Data records for software interfaces
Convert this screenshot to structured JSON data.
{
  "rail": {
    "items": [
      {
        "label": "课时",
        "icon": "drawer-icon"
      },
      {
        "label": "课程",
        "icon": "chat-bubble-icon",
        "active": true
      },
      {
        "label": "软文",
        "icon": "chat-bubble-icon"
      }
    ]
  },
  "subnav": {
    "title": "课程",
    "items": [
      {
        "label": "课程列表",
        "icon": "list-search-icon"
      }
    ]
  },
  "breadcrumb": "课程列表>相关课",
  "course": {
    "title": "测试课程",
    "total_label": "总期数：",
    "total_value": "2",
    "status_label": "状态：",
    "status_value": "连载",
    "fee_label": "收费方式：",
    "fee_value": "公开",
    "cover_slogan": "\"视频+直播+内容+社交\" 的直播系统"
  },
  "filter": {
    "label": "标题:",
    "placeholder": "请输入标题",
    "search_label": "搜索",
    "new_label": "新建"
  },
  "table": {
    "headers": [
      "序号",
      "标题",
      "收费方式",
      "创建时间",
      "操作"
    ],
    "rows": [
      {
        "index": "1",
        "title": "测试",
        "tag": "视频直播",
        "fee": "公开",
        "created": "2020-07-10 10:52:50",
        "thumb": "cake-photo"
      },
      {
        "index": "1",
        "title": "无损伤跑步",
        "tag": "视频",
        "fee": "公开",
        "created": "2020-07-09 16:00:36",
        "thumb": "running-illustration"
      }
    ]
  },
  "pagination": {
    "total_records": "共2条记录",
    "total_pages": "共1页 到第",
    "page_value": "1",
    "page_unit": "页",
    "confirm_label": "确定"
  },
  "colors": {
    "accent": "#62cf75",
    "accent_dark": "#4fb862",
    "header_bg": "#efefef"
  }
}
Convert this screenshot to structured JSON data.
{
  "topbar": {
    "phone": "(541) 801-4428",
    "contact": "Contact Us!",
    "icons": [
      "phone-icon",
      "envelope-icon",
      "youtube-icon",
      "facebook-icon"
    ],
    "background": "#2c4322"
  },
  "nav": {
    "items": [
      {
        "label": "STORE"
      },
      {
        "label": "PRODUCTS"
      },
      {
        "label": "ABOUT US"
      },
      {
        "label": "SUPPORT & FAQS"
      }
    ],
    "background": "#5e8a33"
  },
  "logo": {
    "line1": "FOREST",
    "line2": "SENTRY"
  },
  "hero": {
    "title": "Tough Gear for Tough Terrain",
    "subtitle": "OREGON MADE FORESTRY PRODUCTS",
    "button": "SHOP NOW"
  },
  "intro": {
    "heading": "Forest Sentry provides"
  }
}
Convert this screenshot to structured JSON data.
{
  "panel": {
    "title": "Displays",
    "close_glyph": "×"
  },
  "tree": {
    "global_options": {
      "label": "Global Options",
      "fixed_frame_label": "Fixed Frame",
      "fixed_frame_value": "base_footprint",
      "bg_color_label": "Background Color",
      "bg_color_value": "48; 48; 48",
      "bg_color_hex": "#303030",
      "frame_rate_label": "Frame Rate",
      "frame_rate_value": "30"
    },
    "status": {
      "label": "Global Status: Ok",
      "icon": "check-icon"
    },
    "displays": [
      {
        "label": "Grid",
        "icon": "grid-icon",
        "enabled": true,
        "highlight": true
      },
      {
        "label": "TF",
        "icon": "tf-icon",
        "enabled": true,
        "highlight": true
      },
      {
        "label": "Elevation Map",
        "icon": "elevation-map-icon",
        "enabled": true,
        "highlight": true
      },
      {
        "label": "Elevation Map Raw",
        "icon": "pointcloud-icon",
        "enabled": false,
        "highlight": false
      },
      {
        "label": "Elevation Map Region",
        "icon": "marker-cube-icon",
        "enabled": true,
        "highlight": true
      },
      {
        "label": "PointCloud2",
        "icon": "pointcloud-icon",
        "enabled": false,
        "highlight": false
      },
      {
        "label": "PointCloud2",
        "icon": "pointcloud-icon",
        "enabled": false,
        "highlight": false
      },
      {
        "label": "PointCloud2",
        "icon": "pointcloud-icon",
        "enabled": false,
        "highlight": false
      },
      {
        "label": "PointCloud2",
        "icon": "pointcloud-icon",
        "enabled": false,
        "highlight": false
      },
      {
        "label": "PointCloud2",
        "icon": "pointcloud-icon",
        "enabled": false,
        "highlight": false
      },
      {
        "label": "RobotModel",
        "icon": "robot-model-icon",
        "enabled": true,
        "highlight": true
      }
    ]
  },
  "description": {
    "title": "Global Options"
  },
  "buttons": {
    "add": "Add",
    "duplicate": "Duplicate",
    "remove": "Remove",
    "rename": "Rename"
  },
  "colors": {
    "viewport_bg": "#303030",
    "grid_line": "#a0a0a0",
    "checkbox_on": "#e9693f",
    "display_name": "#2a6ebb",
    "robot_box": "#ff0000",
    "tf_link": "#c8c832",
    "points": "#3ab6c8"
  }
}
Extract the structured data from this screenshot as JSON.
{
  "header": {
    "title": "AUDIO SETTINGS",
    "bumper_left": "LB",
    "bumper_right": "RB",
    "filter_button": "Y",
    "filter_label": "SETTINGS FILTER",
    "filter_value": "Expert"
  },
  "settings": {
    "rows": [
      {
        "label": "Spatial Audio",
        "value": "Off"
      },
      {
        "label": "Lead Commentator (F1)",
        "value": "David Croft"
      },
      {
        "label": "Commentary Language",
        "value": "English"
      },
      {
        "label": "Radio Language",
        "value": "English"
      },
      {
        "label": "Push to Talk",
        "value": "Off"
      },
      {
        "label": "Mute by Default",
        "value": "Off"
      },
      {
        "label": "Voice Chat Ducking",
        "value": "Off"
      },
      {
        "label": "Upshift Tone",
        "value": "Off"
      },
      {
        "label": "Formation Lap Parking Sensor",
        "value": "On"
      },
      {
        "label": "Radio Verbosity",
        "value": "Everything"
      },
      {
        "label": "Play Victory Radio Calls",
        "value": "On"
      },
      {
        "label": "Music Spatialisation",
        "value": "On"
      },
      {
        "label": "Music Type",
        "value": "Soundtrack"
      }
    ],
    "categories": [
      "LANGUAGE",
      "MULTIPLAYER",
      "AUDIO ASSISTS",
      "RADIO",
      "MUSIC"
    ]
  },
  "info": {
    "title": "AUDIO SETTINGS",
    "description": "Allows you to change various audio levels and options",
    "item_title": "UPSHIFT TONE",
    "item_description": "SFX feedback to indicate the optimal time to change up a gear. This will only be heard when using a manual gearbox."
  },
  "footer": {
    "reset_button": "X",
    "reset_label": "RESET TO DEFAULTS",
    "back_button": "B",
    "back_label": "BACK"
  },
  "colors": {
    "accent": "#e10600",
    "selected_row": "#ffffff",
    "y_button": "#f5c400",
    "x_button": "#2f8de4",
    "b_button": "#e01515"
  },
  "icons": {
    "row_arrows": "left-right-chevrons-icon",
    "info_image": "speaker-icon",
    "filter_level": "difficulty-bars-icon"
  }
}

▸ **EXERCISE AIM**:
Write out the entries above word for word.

▸ **EXERCISE RESPONSE**:
Convert this screenshot to structured JSON data.
{
  "rail": {
    "items": [
      {
        "label": "课时",
        "icon": "drawer-icon"
      },
      {
        "label": "课程",
        "icon": "chat-bubble-icon",
        "active": true
      },
      {
        "label": "软文",
        "icon": "chat-bubble-icon"
      }
    ]
  },
  "subnav": {
    "title": "课程",
    "items": [
      {
        "label": "课程列表",
        "icon": "list-search-icon"
      }
    ]
  },
  "breadcrumb": "课程列表>相关课",
  "course": {
    "title": "测试课程",
    "total_label": "总期数：",
    "total_value": "2",
    "status_label": "状态：",
    "status_value": "连载",
    "fee_label": "收费方式：",
    "fee_value": "公开",
    "cover_slogan": "\"视频+直播+内容+社交\" 的直播系统"
  },
  "filter": {
    "label": "标题:",
    "placeholder": "请输入标题",
    "search_label": "搜索",
    "new_label": "新建"
  },
  "table": {
    "headers": [
      "序号",
      "标题",
      "收费方式",
      "创建时间",
      "操作"
    ],
    "rows": [
      {
        "index": "1",
        "title": "测试",
        "tag": "视频直播",
        "fee": "公开",
        "created": "2020-07-10 10:52:50",
        "thumb": "cake-photo"
      },
      {
        "index": "1",
        "title": "无损伤跑步",
        "tag": "视频",
        "fee": "公开",
        "created": "2020-07-09 16:00:36",
        "thumb": "running-illustration"
      }
    ]
  },
  "pagination": {
    "total_records": "共2条记录",
    "total_pages": "共1页 到第",
    "page_value": "1",
    "page_unit": "页",
    "confirm_label": "确定"
  },
  "colors": {
    "accent": "#62cf75",
    "accent_dark": "#4fb862",
    "header_bg": "#efefef"
  }
}
Convert this screenshot to structured JSON data.
{
  "topbar": {
    "phone": "(541) 801-4428",
    "contact": "Contact Us!",
    "icons": [
      "phone-icon",
      "envelope-icon",
      "youtube-icon",
      "facebook-icon"
    ],
    "background": "#2c4322"
  },
  "nav": {
    "items": [
      {
        "label": "STORE"
      },
      {
        "label": "PRODUCTS"
      },
      {
        "label": "ABOUT US"
      },
      {
        "label": "SUPPORT & FAQS"
      }
    ],
    "background": "#5e8a33"
  },
  "logo": {
    "line1": "FOREST",
    "line2": "SENTRY"
  },
  "hero": {
    "title": "Tough Gear for Tough Terrain",
    "subtitle": "OREGON MADE FORESTRY PRODUCTS",
    "button": "SHOP NOW"
  },
  "intro": {
    "heading": "Forest Sentry provides"
  }
}
Convert this screenshot to structured JSON data.
{
  "panel": {
    "title": "Displays",
    "close_glyph": "×"
  },
  "tree": {
    "global_options": {
      "label": "Global Options",
      "fixed_frame_label": "Fixed Frame",
      "fixed_frame_value": "base_footprint",
      "bg_color_label": "Background Color",
      "bg_color_value": "48; 48; 48",
      "bg_color_hex": "#303030",
      "frame_rate_label": "Frame Rate",
      "frame_rate_value": "30"
    },
    "status": {
      "label": "Global Status: Ok",
      "icon": "check-icon"
    },
    "displays": [
      {
        "label": "Grid",
        "icon": "grid-icon",
        "enabled": true,
        "highlight": true
      },
      {
        "label": "TF",
        "icon": "tf-icon",
        "enabled": true,
        "highlight": true
      },
      {
        "label": "Elevation Map",
        "icon": "elevation-map-icon",
        "enabled": true,
        "highlight": true
      },
      {
        "label": "Elevation Map Raw",
        "icon": "pointcloud-icon",
        "enabled": false,
        "highlight": false
      },
      {
        "label": "Elevation Map Region",
        "icon": "marker-cube-icon",
        "enabled": true,
        "highlight": true
      },
      {
        "label": "PointCloud2",
        "icon": "pointcloud-icon",
        "enabled": false,
        "highlight": false
      },
      {
        "label": "PointCloud2",
        "icon": "pointcloud-icon",
        "enabled": false,
        "highlight": false
      },
      {
        "label": "PointCloud2",
        "icon": "pointcloud-icon",
        "enabled": false,
        "highlight": false
      },
      {
        "label": "PointCloud2",
        "icon": "pointcloud-icon",
        "enabled": false,
        "highlight": false
      },
      {
        "label": "PointCloud2",
        "icon": "pointcloud-icon",
        "enabled": false,
        "highlight": false
      },
      {
        "label": "RobotModel",
        "icon": "robot-model-icon",
        "enabled": true,
        "highlight": true
      }
    ]
  },
  "description": {
    "title": "Global Options"
  },
  "buttons": {
    "add": "Add",
    "duplicate": "Duplicate",
    "remove": "Remove",
    "rename": "Rename"
  },
  "colors": {
    "viewport_bg": "#303030",
    "grid_line": "#a0a0a0",
    "checkbox_on": "#e9693f",
    "display_name": "#2a6ebb",
    "robot_box": "#ff0000",
    "tf_link": "#c8c832",
    "points": "#3ab6c8"
  }
}
Extract the structured data from this screenshot as JSON.
{
  "header": {
    "title": "AUDIO SETTINGS",
    "bumper_left": "LB",
    "bumper_right": "RB",
    "filter_button": "Y",
    "filter_label": "SETTINGS FILTER",
    "filter_value": "Expert"
  },
  "settings": {
    "rows": [
      {
        "label": "Spatial Audio",
        "value": "Off"
      },
      {
        "label": "Lead Commentator (F1)",
        "value": "David Croft"
      },
      {
        "label": "Commentary Language",
        "value": "English"
      },
      {
        "label": "Radio Language",
        "value": "English"
      },
      {
        "label": "Push to Talk",
        "value": "Off"
      },
      {
        "label": "Mute by Default",
        "value": "Off"
      },
      {
        "label": "Voice Chat Ducking",
        "value": "Off"
      },
      {
        "label": "Upshift Tone",
        "value": "Off"
      },
      {
        "label": "Formation Lap Parking Sensor",
        "value": "On"
      },
      {
        "label": "Radio Verbosity",
        "value": "Everything"
      },
      {
        "label": "Play Victory Radio Calls",
        "value": "On"
      },
      {
        "label": "Music Spatialisation",
        "value": "On"
      },
      {
        "label": "Music Type",
        "value": "Soundtrack"
      }
    ],
    "categories": [
      "LANGUAGE",
      "MULTIPLAYER",
      "AUDIO ASSISTS",
      "RADIO",
      "MUSIC"
    ]
  },
  "info": {
    "title": "AUDIO SETTINGS",
    "description": "Allows you to change various audio levels and options",
    "item_title": "UPSHIFT TONE",
    "item_description": "SFX feedback to indicate the optimal time to change up a gear. This will only be heard when using a manual gearbox."
  },
  "footer": {
    "reset_button": "X",
    "reset_label": "RESET TO DEFAULTS",
    "back_button": "B",
    "back_label": "BACK"
  },
  "colors": {
    "accent": "#e10600",
    "selected_row": "#ffffff",
    "y_button": "#f5c400",
    "x_button": "#2f8de4",
    "b_button": "#e01515"
  },
  "icons": {
    "row_arrows": "left-right-chevrons-icon",
    "info_image": "speaker-icon",
    "filter_level": "difficulty-bars-icon"
  }
}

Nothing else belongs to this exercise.